Brilliant examples in 69 routinely trade for $30. In Cameo, a 1964 Washington quarter in Proof sells between $50 to $75. The dividing line between Cameo and Deep/Ultra Cameo can be arbitrary. A superior Cameo may very well exceed the eye appeal of a run-of-the-mill Deep Cameo, making a stretch buy of $75 to $100 for a PQ Cameo a logical play for the specialist collector.
In Deep/Ultra Cameo, in 69, expect to pay between $200 and $300… more if the coin is truly remarkable. Not all Deep/Ultra Cameo coins are created the same; some have just enough frost to earn the designation, while others come blanketed in six feet of frost. That latter, exponentially rarer coin, should bring substantially more than prevailing rates of sight-unseen coins in the same grade.
John Flanagan’s obverse design features a left-facing portrait of George Washington based on the Jean-Antoine Houdon bust of 1786. LIBERTY wraps around the top of the coin, above Washington’s hair. The date “1972” wraps around the bottom, below Washington’s bust truncation. To the left of Washington is the national motto IN GOD WE TRUST.
A heraldic eagle, rendered in Art Deco, style is perched atop a sheaf of arrows. The arrows and the eagle’s head are facing left. Two sprays of olive branches form a “U” shape wrapping around the bottom of the eagle.
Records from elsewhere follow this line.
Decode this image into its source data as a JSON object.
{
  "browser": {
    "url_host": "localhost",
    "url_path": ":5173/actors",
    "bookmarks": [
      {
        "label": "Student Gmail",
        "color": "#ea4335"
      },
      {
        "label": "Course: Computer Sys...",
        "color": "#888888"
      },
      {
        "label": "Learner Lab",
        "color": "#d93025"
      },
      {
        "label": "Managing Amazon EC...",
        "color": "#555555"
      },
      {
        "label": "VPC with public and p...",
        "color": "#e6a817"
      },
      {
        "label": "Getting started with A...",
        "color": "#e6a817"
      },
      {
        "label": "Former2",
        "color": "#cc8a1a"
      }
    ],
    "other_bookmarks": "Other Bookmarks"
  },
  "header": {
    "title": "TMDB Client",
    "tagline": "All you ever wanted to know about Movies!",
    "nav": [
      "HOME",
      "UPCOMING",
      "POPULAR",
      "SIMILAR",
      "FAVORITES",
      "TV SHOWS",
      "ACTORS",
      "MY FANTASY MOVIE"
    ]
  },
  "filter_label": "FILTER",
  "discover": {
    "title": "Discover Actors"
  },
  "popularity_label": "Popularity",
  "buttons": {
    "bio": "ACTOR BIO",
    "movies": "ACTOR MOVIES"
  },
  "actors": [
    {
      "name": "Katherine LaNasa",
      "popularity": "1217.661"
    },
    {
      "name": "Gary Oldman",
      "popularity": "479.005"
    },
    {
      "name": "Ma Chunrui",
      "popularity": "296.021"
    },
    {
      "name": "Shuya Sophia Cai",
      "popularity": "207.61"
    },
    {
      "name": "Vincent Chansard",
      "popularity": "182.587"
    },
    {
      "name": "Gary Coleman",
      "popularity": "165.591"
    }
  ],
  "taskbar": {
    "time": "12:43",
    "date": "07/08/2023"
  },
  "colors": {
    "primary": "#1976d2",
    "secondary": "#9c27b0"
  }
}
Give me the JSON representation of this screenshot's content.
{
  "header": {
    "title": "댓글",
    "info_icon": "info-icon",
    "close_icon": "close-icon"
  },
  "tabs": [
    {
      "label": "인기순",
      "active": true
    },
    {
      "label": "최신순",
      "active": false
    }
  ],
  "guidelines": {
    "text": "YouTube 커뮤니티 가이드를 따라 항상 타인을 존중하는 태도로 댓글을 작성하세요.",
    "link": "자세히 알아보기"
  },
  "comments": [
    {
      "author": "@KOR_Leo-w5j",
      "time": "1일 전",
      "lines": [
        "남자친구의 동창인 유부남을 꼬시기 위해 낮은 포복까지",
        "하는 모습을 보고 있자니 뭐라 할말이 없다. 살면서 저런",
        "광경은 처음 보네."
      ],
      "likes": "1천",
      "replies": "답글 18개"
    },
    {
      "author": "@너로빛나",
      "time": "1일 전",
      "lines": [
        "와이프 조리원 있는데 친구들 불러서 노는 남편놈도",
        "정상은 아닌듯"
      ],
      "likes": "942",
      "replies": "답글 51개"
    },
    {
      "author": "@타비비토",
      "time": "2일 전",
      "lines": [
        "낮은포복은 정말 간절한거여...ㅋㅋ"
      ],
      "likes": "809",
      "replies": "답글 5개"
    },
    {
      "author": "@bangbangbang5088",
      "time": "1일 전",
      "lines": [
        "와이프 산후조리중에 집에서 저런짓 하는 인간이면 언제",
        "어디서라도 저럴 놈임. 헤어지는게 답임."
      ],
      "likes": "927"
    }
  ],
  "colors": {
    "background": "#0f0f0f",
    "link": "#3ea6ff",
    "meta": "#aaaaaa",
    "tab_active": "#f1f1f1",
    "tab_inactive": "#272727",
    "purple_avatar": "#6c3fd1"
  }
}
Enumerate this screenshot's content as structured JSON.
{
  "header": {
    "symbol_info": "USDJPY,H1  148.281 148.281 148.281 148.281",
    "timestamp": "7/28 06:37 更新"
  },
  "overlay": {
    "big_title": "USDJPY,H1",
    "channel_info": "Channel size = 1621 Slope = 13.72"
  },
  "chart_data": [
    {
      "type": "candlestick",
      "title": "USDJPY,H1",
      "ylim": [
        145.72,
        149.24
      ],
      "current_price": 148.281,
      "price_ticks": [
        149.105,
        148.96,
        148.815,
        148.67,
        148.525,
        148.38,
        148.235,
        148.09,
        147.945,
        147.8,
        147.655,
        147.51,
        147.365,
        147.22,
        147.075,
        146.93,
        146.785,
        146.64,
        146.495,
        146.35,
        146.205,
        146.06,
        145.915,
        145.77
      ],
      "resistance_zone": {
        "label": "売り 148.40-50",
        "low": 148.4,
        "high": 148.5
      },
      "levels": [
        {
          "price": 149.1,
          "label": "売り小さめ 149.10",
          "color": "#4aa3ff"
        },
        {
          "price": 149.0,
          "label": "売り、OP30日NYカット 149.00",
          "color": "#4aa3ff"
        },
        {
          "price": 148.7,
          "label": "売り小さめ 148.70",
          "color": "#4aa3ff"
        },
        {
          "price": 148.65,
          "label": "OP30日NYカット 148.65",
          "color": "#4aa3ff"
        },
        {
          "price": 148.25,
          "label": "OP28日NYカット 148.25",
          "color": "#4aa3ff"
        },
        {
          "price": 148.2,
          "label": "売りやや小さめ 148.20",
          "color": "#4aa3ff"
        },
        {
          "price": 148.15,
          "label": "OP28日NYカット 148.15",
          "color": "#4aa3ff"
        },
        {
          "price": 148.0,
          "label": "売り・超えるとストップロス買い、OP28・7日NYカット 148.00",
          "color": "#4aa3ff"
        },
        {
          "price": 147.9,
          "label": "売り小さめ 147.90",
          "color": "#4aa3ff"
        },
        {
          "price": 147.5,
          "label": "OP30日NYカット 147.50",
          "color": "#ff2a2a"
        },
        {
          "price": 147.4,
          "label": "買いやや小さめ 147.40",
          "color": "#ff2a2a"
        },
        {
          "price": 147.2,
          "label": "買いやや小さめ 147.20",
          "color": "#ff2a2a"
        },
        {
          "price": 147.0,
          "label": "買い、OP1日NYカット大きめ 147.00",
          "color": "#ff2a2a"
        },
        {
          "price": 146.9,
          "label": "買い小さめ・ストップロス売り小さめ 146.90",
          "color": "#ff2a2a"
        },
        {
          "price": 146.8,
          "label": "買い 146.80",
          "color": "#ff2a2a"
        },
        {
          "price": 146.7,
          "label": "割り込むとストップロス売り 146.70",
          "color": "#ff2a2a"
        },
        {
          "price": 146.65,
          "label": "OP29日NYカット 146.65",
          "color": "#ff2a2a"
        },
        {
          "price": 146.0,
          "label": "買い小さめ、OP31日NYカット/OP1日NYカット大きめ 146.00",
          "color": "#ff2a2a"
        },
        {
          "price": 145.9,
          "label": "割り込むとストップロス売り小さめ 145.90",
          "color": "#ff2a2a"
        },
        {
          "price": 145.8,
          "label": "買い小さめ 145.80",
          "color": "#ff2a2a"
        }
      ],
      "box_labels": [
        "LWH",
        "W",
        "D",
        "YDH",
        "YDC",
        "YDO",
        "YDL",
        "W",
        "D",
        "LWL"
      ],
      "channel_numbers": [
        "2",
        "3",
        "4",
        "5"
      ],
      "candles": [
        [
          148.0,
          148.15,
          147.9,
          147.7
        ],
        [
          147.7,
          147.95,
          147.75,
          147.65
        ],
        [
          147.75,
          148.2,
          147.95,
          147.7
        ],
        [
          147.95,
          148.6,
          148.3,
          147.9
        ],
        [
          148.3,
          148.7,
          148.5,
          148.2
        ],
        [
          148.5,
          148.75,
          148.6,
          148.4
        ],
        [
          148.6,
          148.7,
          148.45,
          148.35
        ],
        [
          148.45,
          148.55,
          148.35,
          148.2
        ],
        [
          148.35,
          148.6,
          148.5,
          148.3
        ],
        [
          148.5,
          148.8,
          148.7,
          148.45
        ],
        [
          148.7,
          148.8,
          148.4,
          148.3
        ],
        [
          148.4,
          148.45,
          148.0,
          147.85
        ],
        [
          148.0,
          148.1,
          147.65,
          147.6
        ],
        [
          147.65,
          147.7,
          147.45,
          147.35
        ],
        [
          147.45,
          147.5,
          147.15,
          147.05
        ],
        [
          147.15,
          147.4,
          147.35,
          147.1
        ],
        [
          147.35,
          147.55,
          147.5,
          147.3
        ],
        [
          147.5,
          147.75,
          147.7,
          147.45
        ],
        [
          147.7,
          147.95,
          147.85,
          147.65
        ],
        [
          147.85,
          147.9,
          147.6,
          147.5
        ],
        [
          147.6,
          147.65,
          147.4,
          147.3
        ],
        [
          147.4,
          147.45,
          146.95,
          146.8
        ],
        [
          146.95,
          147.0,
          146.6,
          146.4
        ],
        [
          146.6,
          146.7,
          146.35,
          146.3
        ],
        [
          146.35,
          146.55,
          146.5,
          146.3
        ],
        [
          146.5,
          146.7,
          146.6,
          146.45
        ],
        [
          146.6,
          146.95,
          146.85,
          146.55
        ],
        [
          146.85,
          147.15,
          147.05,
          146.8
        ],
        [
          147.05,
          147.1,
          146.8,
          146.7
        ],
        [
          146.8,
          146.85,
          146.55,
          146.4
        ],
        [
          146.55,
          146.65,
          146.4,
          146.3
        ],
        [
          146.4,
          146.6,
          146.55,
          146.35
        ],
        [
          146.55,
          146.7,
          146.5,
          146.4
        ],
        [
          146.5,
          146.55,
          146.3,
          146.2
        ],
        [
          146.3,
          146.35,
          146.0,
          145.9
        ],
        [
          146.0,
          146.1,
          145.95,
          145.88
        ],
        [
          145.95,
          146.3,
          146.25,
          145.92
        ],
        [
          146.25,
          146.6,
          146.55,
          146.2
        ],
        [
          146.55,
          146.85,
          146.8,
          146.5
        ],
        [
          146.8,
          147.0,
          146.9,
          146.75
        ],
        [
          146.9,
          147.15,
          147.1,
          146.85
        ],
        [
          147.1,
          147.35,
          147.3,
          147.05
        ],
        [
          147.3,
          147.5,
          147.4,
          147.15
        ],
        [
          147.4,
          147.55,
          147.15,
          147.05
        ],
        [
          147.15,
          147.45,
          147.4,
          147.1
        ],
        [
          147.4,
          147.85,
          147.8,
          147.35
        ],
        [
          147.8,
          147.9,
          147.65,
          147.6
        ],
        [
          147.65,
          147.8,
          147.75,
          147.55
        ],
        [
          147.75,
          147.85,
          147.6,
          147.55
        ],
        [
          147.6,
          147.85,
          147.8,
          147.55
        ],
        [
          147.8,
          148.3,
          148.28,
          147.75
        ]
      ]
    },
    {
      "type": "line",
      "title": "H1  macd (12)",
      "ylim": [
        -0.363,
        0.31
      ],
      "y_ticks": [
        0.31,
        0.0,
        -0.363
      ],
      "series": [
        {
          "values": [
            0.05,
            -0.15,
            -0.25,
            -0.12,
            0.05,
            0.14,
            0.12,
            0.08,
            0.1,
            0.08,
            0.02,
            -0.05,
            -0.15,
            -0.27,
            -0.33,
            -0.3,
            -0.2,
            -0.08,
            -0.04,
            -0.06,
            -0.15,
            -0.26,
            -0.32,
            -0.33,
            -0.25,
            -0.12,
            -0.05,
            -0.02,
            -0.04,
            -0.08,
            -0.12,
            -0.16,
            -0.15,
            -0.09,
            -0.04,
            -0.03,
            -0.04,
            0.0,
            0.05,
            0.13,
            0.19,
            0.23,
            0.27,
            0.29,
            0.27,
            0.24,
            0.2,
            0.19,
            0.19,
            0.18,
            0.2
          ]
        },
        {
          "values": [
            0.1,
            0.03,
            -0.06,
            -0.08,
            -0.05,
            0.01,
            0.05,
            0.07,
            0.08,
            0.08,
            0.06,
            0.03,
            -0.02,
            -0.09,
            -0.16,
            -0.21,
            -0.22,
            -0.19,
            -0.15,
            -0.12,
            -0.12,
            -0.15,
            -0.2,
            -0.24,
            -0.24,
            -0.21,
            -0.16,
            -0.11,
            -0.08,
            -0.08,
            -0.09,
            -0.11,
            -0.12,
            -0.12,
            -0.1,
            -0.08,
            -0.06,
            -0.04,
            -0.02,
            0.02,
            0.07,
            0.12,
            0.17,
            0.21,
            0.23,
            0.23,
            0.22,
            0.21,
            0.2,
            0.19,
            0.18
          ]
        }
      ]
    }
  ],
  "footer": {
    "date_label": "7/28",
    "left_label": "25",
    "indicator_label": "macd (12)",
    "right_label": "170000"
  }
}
Wrapping around the top of the coin is the following text: UNITED STATES OF AMERICA. Below that, the motto E PLURIBUS UNUM. Wrapping around the bottom of the coin, the denomination QUARTER DOLLAR is inscribed.
The edge of the 1964 Proof Washington quarter, like all Washington quarters, is reeded.
|Year Of Issue:
|90% Silver, 10% Copper